Electronic correlation is the interaction between electrons in the electronic structure of a quantum system. The correlation energy is a measure of how much the movement of one electron is influenced by the presence of all other electrons.

Within the Hartree–Fock method of quantum chemistry, the antisymmetric wave function is approximated by a single Slater determinant. Exact wave functions, however, cannot generally be expressed as single determinants. The single-determinant approximation does not take into account Coulomb correlation, leading to a total electronic energy different from the exact solution of the non-relativistic Schrödinger equation within the Born–Oppenheimer approximation. **Therefore, the Hartree–Fock limit is always above this exact energy. The difference is called the correlation energy, a term coined by Löwdin.** The concept of the correlation energy was studied earlier by Wigner.

A certain amount of electron correlation is already considered within the HF approximation, found in the electron exchange term describing the correlation between electrons with parallel spin. This basic correlation prevents two parallel-spin electrons from being found at the same point in space and is often called Fermi correlation. Coulomb correlation, on the other hand, describes the correlation between the spatial position of electrons due to their Coulomb repulsion, and is responsible for chemically important effects such as London dispersion. There is also a correlation related to the overall symmetry or total spin of the considered system.

**The word correlation energy has to be used with caution. First it is usually defined as the energy difference of a correlated method relative to the Hartree–Fock energy. But this is not the full correlation energy because some correlation is already included in HF. Secondly the correlation energy is highly dependent on the basis set used. The "exact" energy is the energy with full correlation and complete basis set.**

Electron correlation is sometimes divided into dynamical and non-dynamical (static) correlation. Dynamical correlation is the correlation of the movement of electrons and is described under electron correlation dynamics[3] and also with the configuration interaction (CI) method. Static correlation is important for molecules where the ground state is well described only with more than one (nearly-)degenerate determinant. In this case the Hartree–Fock wavefunction (only one determinant) is qualitatively wrong.
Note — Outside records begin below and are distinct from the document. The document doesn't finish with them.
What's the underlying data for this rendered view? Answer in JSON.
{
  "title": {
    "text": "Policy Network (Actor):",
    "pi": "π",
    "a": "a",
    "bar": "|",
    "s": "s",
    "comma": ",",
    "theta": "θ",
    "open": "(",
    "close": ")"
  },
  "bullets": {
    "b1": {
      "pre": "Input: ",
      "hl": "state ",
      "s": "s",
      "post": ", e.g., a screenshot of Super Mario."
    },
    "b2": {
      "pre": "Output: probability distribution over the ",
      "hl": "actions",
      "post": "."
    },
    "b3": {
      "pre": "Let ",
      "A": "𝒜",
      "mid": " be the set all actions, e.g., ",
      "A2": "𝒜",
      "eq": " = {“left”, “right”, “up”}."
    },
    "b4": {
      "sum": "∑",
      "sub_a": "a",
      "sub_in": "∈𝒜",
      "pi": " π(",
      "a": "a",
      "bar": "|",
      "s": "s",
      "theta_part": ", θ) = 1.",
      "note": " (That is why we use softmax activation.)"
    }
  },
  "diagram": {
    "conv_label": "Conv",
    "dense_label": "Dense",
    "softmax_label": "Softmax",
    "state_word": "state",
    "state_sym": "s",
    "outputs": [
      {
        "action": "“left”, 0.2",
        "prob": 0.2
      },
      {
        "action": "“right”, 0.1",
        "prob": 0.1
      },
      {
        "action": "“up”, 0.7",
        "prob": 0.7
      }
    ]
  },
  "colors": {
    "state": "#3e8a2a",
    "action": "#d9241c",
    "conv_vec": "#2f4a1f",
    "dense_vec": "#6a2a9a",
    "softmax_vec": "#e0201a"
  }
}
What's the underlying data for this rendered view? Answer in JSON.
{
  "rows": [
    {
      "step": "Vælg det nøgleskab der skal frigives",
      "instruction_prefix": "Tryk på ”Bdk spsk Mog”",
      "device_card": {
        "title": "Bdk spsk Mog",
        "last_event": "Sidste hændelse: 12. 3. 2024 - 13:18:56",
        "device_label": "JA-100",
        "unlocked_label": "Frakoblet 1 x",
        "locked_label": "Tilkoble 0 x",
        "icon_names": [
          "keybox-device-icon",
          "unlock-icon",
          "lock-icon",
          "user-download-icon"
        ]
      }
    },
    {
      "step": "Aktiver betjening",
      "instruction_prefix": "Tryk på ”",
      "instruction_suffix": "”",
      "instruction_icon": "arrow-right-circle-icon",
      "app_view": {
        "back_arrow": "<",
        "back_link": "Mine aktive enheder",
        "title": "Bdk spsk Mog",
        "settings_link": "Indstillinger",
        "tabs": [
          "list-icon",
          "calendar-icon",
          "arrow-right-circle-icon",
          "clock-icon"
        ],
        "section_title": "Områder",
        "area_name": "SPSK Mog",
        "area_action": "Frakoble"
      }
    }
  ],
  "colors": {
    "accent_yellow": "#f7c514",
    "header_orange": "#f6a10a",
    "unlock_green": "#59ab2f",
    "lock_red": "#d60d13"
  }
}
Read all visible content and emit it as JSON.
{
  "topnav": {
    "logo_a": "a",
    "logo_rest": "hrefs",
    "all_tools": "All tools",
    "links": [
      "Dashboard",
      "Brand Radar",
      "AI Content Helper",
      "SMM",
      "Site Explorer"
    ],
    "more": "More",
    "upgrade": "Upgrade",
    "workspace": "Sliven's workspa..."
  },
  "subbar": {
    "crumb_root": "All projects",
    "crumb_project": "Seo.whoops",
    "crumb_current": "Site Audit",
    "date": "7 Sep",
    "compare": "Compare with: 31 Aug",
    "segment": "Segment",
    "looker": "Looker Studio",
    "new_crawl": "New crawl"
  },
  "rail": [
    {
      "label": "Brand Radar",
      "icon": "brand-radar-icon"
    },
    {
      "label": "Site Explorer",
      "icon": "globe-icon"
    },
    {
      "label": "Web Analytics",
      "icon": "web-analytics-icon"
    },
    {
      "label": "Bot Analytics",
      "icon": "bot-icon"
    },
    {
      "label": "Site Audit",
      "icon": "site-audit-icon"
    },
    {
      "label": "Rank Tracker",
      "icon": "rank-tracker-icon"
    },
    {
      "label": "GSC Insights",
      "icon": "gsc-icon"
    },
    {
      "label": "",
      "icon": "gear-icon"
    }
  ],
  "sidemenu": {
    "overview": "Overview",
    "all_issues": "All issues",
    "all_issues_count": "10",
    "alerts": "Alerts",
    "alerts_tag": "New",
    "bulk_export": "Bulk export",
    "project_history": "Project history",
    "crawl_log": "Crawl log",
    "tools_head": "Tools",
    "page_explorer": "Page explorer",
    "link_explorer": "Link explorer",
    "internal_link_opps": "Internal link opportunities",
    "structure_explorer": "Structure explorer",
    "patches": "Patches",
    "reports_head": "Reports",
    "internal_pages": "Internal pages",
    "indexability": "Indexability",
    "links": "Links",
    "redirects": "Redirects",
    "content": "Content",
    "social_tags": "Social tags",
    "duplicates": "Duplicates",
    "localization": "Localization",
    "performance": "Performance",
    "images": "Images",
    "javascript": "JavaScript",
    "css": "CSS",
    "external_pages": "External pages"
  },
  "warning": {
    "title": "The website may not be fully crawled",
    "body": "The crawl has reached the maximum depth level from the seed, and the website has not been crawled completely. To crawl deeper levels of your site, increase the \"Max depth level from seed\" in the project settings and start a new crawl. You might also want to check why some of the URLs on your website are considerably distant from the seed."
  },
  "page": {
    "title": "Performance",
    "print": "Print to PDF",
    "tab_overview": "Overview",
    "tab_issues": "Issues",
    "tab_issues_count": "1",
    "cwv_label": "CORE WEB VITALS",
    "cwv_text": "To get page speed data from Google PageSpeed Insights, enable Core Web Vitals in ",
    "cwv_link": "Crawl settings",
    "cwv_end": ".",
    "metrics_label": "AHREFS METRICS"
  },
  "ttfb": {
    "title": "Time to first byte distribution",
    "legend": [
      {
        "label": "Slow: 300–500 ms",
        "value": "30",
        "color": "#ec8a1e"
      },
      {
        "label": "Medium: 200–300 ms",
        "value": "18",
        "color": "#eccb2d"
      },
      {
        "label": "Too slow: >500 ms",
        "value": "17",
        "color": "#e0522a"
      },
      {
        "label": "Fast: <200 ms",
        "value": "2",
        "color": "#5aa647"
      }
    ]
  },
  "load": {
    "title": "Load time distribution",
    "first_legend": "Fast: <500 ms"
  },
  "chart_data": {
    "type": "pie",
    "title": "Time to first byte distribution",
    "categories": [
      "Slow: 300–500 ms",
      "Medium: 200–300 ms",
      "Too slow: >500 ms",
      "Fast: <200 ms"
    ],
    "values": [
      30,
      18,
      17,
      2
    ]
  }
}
The multi-configurational self-consistent field (MCSCF) method takes account of this static correlation, but not dynamical correlation.

If one wants to calculate excitation energies (energy differences between the ground and excited states) one has to be careful that both states are equally balanced (e.g., Multireference configuration interaction).

参考资料：

https://en.wikipedia.org/wiki/Electronic_correlation